COLUMBIA, S.C. — If a Senate budget proposal stays in the final bill, tolls could be coming to select portions of Interstate 95.

The budget amendment, included in the approved Senate budget, mandates the state to move forward with a plan to add tolls to the highway.

I-95 runs through the entire eastern portion of the state, connecting Georgia and North Carolina.

The Senate approved its version of the FY 2019-2020 budget on Thursday night.

Senator Dick Harpootlian, (D) Richland, sponsored the amendment with others and said the tolls would be used to improve the interstate.

"Use that money to replace those bridges and three-lane I-95 from the Georgia line to the North Carolina line at no cost to the taxpayers," Harpootlian said.

During budget debates this week, Senate critics of the amendment said the already-raised gas tax in the state would accomplish the same goal. 

"Well, on this particular road, somewhere between 65 and 75 percent of the people that use that road aren't from South Carolina or are trucks. So, why would, if I were in Columbia, why would my folks who desperately need malfunction junction fixed, want a single dime to go to pay for a road that's primarily used by people out of state or commercial truckers?" Harpootlian told WLTX on Friday.

Instead, Harpootlian said the four tolls, placed at major bridges on I-95, would fund the bridge repairs and interstate-widening, which in turn would free up existing state funds used for the interstate.

"The money we're spending to maintain 95, and fix it, would go elsewhere in the state.
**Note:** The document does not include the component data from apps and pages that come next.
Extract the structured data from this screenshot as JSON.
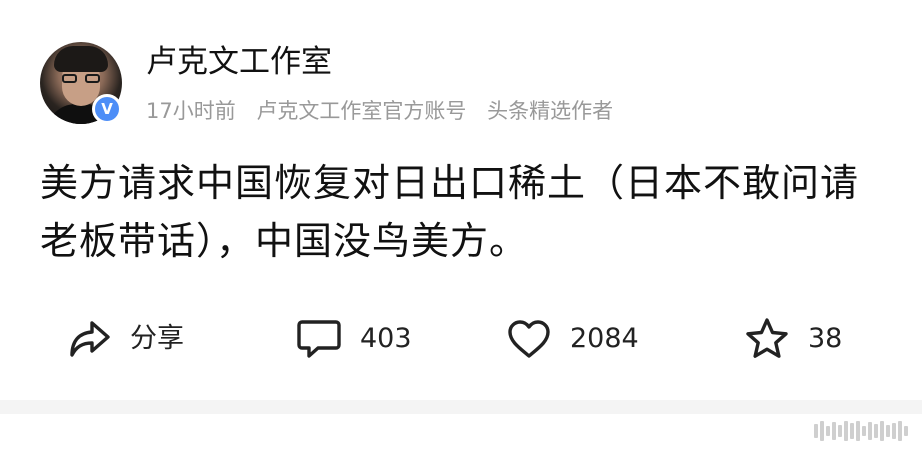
{
  "author": {
    "name": "卢克文工作室",
    "verified_mark": "V"
  },
  "meta": {
    "time": "17小时前",
    "account_type": "卢克文工作室官方账号",
    "tag": "头条精选作者"
  },
  "post": {
    "text": "美方请求中国恢复对日出口稀土（日本不敢问请老板带话），中国没鸟美方。"
  },
  "actions": {
    "share_label": "分享",
    "comment_count": "403",
    "like_count": "2084",
    "favorite_count": "38"
  },
  "icons": {
    "share": "share-arrow-icon",
    "comment": "comment-bubble-icon",
    "like": "heart-icon",
    "favorite": "star-icon"
  },
  "colors": {
    "verified_badge": "#4d8ef7",
    "meta_text": "#999999",
    "divider": "#f4f4f4"
  }
}
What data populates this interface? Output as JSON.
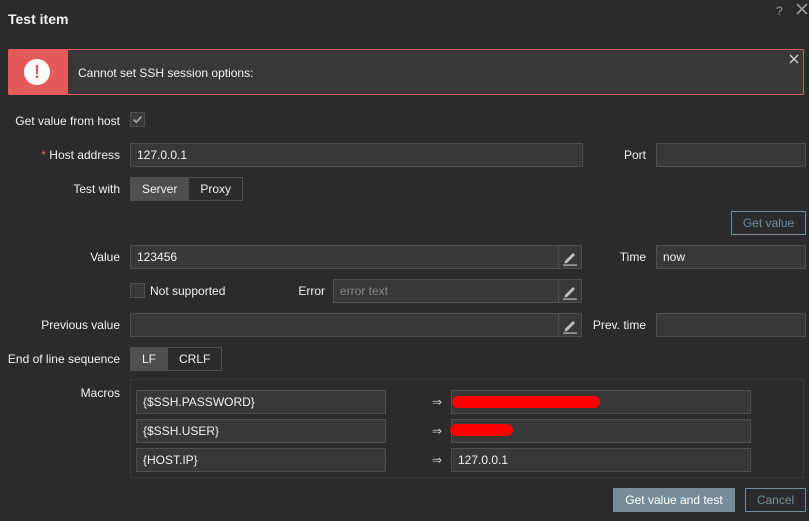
{
  "dialog": {
    "title": "Test item",
    "help_symbol": "?"
  },
  "alert": {
    "message": "Cannot set SSH session options:",
    "icon_symbol": "!"
  },
  "form": {
    "get_value_from_host_label": "Get value from host",
    "get_value_from_host_checked": true,
    "host_address_label": "Host address",
    "host_address_required_mark": "*",
    "host_address_value": "127.0.0.1",
    "port_label": "Port",
    "port_value": "",
    "test_with_label": "Test with",
    "test_with_options": [
      "Server",
      "Proxy"
    ],
    "test_with_selected": "Server",
    "get_value_button": "Get value",
    "value_label": "Value",
    "value_value": "123456",
    "time_label": "Time",
    "time_value": "now",
    "not_supported_label": "Not supported",
    "not_supported_checked": false,
    "error_label": "Error",
    "error_placeholder": "error text",
    "previous_value_label": "Previous value",
    "previous_value_value": "",
    "prev_time_label": "Prev. time",
    "prev_time_value": "",
    "eol_label": "End of line sequence",
    "eol_options": [
      "LF",
      "CRLF"
    ],
    "eol_selected": "LF",
    "macros_label": "Macros",
    "macro_arrow": "⇒",
    "macros": [
      {
        "name": "{$SSH.PASSWORD}",
        "value": "",
        "redacted": true
      },
      {
        "name": "{$SSH.USER}",
        "value": "",
        "redacted": true
      },
      {
        "name": "{HOST.IP}",
        "value": "127.0.0.1",
        "redacted": false
      }
    ]
  },
  "footer": {
    "submit_button": "Get value and test",
    "cancel_button": "Cancel"
  },
  "colors": {
    "background": "#2b2b2b",
    "field": "#383838",
    "border": "#4f4f4f",
    "error": "#e45959",
    "accent": "#768d99",
    "redaction": "#ff0000"
  }
}
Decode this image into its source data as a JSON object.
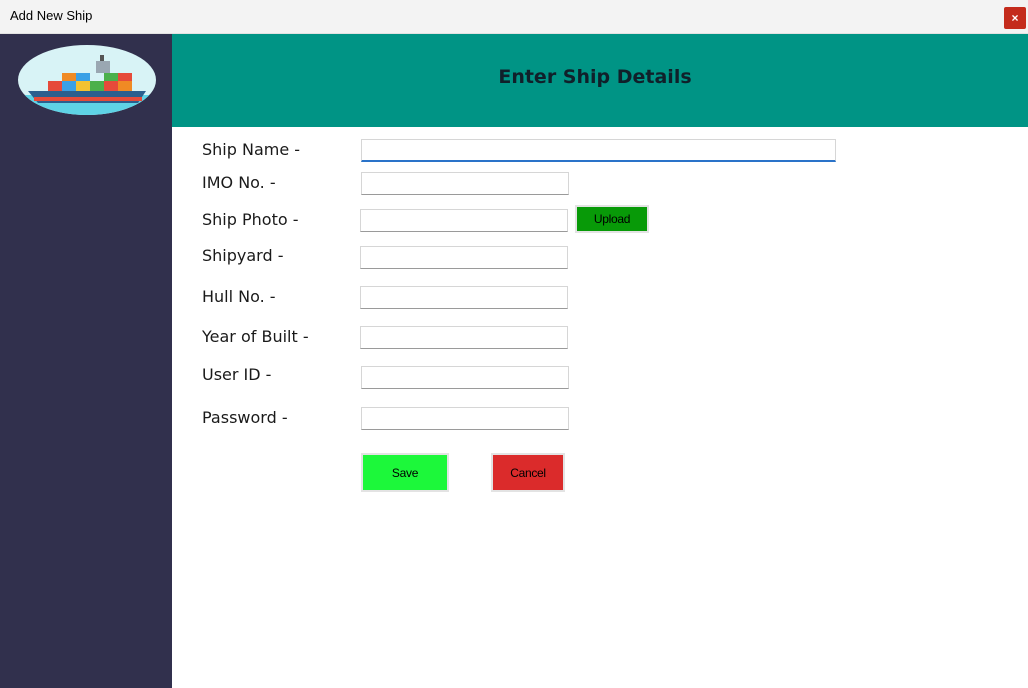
{
  "window": {
    "title": "Add New Ship",
    "close_label": "×"
  },
  "header": {
    "title": "Enter Ship Details"
  },
  "form": {
    "ship_name_label": "Ship Name -",
    "imo_label": "IMO No. -",
    "ship_photo_label": "Ship Photo -",
    "shipyard_label": "Shipyard -",
    "hull_label": "Hull No. -",
    "year_label": "Year of Built -",
    "user_id_label": "User ID -",
    "password_label": "Password -",
    "ship_name_value": "",
    "imo_value": "",
    "ship_photo_value": "",
    "shipyard_value": "",
    "hull_value": "",
    "year_value": "",
    "user_id_value": "",
    "password_value": ""
  },
  "buttons": {
    "upload": "Upload",
    "save": "Save",
    "cancel": "Cancel"
  },
  "colors": {
    "sidebar": "#31304d",
    "header": "#009485",
    "upload": "#089a08",
    "save": "#1cf83a",
    "cancel": "#db2b2b",
    "close": "#c42b1c"
  }
}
Again, malfunction junction, I-20, Charleston, Greenville, places that desperately need their roads fixed," Harpootlian added.

The four tolls would charge $2 each, meaning it would cost $8 to traverse the entire South Carolina stretch of I-95.

Senator Harpootlian said one way or another, someone's going to have to pay to replace the bridges.

"They're going to fail if we don't replace them, it's over a billion and a half dollars to do this and again, people that use it ought to pay for it," Harpootlian said.

The Richland Senator claimed estimates showed the toll profits each year would be enough to pay debt service on bridge-replacement bonds and leave $75-100 million leftover for interstate widening. 

The budget amendment would have to make it through the budget's conference committee process and final General Assembly votes, as well as the Governor's signature, before becoming law.